Rina Hong (Japan/Korea)

Phianphachong Intarat (Thailand)

Khairunnisa (Indonesia)

Anna Koshcheeva (Laos)

Dominique Lucagbo (Philippines)

Christian Lemuel Magaling (Philippines)

Robert Moisa (Indonesia)

Imam Muhtarom (Indonesia)

Ngatini (Vietnam)

Juliette Sendra (Indonesia)

Veronica Sison (Philippines)

Soeung Bunly (Cambodia)

Soun Ponleu (Cambodia)

Appridzani Syahfrullah (Indonesia)

Siti Zaainatul Umaroh (Indonesia)

Satriono Priyo Utomo (Indonesia)

Workshop Participants

Chen Yongming

Cheng Yi-meng

Jason Ng Sze Chieh

Mary Grace R. Conception

Simon Richard Creak

Cui Feng

David E. Gilbert

Vannessa Hearman

Paula Hendrikx

Phianphachong Intarat

Sujane Kanparit

Kao Dan-hua

Hema Kiruppalini

Prasit Leepreecha

Luong Thi Hong

Masuda Hajimu

Covell Meyskens

Robert Moisa

Muhammed Kunhi

Imam Muhtarom

Sherzod Muminov

May Ngo

Nguyen Diu-Huong

Uyen Nguyen

Ricky C. Ornopia

Mythri P U

Pa Kuan Huai

Vatthana Pholsena

Morragotwong Phumplab

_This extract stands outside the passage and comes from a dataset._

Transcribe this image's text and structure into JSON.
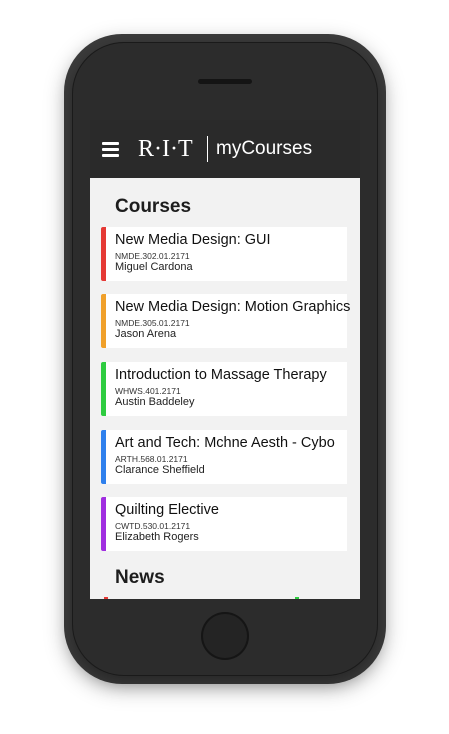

Elgin Glenn Salomon

Juliette Sendra

Sim Chi Yin

Savina Sirik

Veronica Sison

Appridzani Syahfrullah

Tan Teng Phee

Kisho Tsuchiya

Siti Zainatul Umarah

Mathew Woolgar

Kinuko Maehara Yamazato

Bin Yang

Beiyu Zhang